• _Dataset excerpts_

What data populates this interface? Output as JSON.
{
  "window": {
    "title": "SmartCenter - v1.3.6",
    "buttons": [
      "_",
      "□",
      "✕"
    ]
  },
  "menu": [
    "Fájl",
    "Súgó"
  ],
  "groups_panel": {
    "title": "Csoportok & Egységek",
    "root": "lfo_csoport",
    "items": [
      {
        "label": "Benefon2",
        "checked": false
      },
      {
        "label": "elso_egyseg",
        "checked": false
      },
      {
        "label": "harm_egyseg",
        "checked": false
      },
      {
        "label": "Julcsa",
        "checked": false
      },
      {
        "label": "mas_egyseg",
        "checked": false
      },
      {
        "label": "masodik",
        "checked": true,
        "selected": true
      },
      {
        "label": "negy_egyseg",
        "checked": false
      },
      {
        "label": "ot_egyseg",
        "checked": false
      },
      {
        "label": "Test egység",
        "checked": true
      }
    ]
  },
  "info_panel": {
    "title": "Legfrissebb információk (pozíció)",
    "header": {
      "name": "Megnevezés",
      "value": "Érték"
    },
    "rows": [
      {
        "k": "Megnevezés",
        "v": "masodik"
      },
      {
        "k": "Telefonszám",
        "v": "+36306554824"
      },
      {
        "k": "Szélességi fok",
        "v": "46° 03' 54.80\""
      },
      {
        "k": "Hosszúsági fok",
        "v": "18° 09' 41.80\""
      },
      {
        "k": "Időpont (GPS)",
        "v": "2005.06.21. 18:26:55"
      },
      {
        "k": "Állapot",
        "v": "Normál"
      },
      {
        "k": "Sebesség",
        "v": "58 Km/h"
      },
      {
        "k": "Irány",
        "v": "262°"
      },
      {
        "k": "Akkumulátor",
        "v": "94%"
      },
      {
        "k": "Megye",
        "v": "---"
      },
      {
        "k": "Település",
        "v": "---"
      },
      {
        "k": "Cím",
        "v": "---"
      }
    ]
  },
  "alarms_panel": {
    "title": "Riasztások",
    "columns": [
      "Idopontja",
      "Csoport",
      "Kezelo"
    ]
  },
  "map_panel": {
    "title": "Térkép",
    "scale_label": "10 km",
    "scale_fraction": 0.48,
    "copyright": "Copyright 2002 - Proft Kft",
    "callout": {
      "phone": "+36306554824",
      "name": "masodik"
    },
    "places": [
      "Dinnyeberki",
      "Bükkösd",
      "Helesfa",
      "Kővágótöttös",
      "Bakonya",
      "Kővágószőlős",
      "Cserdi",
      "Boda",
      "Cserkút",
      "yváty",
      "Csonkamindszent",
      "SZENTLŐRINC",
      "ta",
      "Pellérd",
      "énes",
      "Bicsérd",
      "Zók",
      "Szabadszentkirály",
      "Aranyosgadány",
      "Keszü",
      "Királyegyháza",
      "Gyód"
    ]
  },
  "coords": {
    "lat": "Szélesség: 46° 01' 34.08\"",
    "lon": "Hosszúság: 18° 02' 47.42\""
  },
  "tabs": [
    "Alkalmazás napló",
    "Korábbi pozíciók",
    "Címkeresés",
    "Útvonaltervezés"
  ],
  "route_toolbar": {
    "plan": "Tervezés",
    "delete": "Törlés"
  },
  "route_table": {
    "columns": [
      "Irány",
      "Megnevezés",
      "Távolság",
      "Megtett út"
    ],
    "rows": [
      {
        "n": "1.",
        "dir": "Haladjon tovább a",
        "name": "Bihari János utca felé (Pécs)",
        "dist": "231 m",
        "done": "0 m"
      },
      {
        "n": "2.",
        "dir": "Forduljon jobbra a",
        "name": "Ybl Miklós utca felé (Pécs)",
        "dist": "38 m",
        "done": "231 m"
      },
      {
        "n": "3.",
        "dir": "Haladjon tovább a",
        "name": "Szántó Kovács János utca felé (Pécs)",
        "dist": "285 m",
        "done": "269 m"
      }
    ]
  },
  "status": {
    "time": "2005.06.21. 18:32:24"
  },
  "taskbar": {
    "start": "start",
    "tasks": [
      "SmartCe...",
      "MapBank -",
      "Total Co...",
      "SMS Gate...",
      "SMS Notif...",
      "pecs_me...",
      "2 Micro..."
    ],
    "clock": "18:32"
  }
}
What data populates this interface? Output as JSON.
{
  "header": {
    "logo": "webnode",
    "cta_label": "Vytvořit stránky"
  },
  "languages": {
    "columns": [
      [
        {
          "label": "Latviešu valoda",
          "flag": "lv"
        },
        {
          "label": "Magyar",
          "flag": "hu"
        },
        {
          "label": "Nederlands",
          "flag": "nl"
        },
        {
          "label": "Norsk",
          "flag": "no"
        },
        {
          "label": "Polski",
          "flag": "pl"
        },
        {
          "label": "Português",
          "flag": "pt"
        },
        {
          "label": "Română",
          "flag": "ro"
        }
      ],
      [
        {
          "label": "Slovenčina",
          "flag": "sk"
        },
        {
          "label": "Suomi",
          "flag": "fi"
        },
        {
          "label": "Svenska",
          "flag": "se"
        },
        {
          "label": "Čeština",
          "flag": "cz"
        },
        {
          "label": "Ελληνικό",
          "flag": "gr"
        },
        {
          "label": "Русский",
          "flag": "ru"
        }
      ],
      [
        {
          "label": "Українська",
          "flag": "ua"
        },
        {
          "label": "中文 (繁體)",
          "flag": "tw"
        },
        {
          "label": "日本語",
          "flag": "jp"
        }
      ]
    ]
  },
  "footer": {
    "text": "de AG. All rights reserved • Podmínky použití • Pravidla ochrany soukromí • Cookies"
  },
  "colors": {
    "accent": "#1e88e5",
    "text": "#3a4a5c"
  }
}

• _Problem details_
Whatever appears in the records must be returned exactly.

• _Answer space_
What data populates this interface? Output as JSON.
{
  "window": {
    "title": "SmartCenter - v1.3.6",
    "buttons": [
      "_",
      "□",
      "✕"
    ]
  },
  "menu": [
    "Fájl",
    "Súgó"
  ],
  "groups_panel": {
    "title": "Csoportok & Egységek",
    "root": "lfo_csoport",
    "items": [
      {
        "label": "Benefon2",
        "checked": false
      },
      {
        "label": "elso_egyseg",
        "checked": false
      },
      {
        "label": "harm_egyseg",
        "checked": false
      },
      {
        "label": "Julcsa",
        "checked": false
      },
      {
        "label": "mas_egyseg",
        "checked": false
      },
      {
        "label": "masodik",
        "checked": true,
        "selected": true
      },
      {
        "label": "negy_egyseg",
        "checked": false
      },
      {
        "label": "ot_egyseg",
        "checked": false
      },
      {
        "label": "Test egység",
        "checked": true
      }
    ]
  },
  "info_panel": {
    "title": "Legfrissebb információk (pozíció)",
    "header": {
      "name": "Megnevezés",
      "value": "Érték"
    },
    "rows": [
      {
        "k": "Megnevezés",
        "v": "masodik"
      },
      {
        "k": "Telefonszám",
        "v": "+36306554824"
      },
      {
        "k": "Szélességi fok",
        "v": "46° 03' 54.80\""
      },
      {
        "k": "Hosszúsági fok",
        "v": "18° 09' 41.80\""
      },
      {
        "k": "Időpont (GPS)",
        "v": "2005.06.21. 18:26:55"
      },
      {
        "k": "Állapot",
        "v": "Normál"
      },
      {
        "k": "Sebesség",
        "v": "58 Km/h"
      },
      {
        "k": "Irány",
        "v": "262°"
      },
      {
        "k": "Akkumulátor",
        "v": "94%"
      },
      {
        "k": "Megye",
        "v": "---"
      },
      {
        "k": "Település",
        "v": "---"
      },
      {
        "k": "Cím",
        "v": "---"
      }
    ]
  },
  "alarms_panel": {
    "title": "Riasztások",
    "columns": [
      "Idopontja",
      "Csoport",
      "Kezelo"
    ]
  },
  "map_panel": {
    "title": "Térkép",
    "scale_label": "10 km",
    "scale_fraction": 0.48,
    "copyright": "Copyright 2002 - Proft Kft",
    "callout": {
      "phone": "+36306554824",
      "name": "masodik"
    },
    "places": [
      "Dinnyeberki",
      "Bükkösd",
      "Helesfa",
      "Kővágótöttös",
      "Bakonya",
      "Kővágószőlős",
      "Cserdi",
      "Boda",
      "Cserkút",
      "yváty",
      "Csonkamindszent",
      "SZENTLŐRINC",
      "ta",
      "Pellérd",
      "énes",
      "Bicsérd",
      "Zók",
      "Szabadszentkirály",
      "Aranyosgadány",
      "Keszü",
      "Királyegyháza",
      "Gyód"
    ]
  },
  "coords": {
    "lat": "Szélesség: 46° 01' 34.08\"",
    "lon": "Hosszúság: 18° 02' 47.42\""
  },
  "tabs": [
    "Alkalmazás napló",
    "Korábbi pozíciók",
    "Címkeresés",
    "Útvonaltervezés"
  ],
  "route_toolbar": {
    "plan": "Tervezés",
    "delete": "Törlés"
  },
  "route_table": {
    "columns": [
      "Irány",
      "Megnevezés",
      "Távolság",
      "Megtett út"
    ],
    "rows": [
      {
        "n": "1.",
        "dir": "Haladjon tovább a",
        "name": "Bihari János utca felé (Pécs)",
        "dist": "231 m",
        "done": "0 m"
      },
      {
        "n": "2.",
        "dir": "Forduljon jobbra a",
        "name": "Ybl Miklós utca felé (Pécs)",
        "dist": "38 m",
        "done": "231 m"
      },
      {
        "n": "3.",
        "dir": "Haladjon tovább a",
        "name": "Szántó Kovács János utca felé (Pécs)",
        "dist": "285 m",
        "done": "269 m"
      }
    ]
  },
  "status": {
    "time": "2005.06.21. 18:32:24"
  },
  "taskbar": {
    "start": "start",
    "tasks": [
      "SmartCe...",
      "MapBank -",
      "Total Co...",
      "SMS Gate...",
      "SMS Notif...",
      "pecs_me...",
      "2 Micro..."
    ],
    "clock": "18:32"
  }
}
What data populates this interface? Output as JSON.
{
  "header": {
    "logo": "webnode",
    "cta_label": "Vytvořit stránky"
  },
  "languages": {
    "columns": [
      [
        {
          "label": "Latviešu valoda",
          "flag": "lv"
        },
        {
          "label": "Magyar",
          "flag": "hu"
        },
        {
          "label": "Nederlands",
          "flag": "nl"
        },
        {
          "label": "Norsk",
          "flag": "no"
        },
        {
          "label": "Polski",
          "flag": "pl"
        },
        {
          "label": "Português",
          "flag": "pt"
        },
        {
          "label": "Română",
          "flag": "ro"
        }
      ],
      [
        {
          "label": "Slovenčina",
          "flag": "sk"
        },
        {
          "label": "Suomi",
          "flag": "fi"
        },
        {
          "label": "Svenska",
          "flag": "se"
        },
        {
          "label": "Čeština",
          "flag": "cz"
        },
        {
          "label": "Ελληνικό",
          "flag": "gr"
        },
        {
          "label": "Русский",
          "flag": "ru"
        }
      ],
      [
        {
          "label": "Українська",
          "flag": "ua"
        },
        {
          "label": "中文 (繁體)",
          "flag": "tw"
        },
        {
          "label": "日本語",
          "flag": "jp"
        }
      ]
    ]
  },
  "footer": {
    "text": "de AG. All rights reserved • Podmínky použití • Pravidla ochrany soukromí • Cookies"
  },
  "colors": {
    "accent": "#1e88e5",
    "text": "#3a4a5c"
  }
}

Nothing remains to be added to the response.